WORK ORDER →
Look through the material for lines with the word "name", and copy each one.

________________

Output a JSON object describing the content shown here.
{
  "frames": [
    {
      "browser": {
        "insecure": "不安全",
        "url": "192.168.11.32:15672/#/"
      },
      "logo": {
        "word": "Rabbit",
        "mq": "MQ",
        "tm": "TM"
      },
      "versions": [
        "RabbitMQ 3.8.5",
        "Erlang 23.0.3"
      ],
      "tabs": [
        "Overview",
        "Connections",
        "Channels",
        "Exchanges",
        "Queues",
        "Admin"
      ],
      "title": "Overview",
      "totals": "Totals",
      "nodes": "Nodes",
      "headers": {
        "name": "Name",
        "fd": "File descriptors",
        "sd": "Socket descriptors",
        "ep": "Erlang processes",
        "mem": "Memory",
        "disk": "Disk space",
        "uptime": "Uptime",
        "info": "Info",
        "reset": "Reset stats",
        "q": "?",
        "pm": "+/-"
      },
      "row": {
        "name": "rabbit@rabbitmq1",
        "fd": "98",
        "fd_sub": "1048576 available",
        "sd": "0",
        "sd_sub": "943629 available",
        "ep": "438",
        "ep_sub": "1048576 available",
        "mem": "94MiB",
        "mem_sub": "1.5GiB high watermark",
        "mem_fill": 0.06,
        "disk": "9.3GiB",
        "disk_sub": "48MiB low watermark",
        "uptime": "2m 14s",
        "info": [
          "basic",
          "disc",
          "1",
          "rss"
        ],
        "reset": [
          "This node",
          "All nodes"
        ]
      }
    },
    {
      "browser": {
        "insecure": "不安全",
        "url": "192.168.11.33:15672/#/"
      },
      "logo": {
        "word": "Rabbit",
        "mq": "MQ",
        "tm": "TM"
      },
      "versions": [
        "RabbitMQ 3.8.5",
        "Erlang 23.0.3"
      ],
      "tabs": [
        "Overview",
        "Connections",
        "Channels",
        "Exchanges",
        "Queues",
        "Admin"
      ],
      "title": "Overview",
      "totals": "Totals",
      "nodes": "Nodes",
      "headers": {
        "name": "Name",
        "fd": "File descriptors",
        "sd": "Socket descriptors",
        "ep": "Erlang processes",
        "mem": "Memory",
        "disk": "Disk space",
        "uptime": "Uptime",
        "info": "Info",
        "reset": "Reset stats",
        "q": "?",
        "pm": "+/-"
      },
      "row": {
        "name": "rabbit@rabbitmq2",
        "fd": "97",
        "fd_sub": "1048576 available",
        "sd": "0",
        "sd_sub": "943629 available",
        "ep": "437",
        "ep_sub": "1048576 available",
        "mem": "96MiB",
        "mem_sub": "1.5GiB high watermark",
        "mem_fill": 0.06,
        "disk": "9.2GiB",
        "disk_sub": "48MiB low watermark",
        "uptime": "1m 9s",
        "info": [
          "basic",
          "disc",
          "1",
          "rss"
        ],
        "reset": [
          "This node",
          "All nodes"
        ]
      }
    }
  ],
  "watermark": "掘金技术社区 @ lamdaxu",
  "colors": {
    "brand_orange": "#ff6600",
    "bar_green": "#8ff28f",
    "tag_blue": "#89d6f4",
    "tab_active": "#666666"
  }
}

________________

WRITTEN RESPONSE →
        "name": "Name",
        "name": "rabbit@rabbitmq1",
        "name": "Name",
        "name": "rabbit@rabbitmq2",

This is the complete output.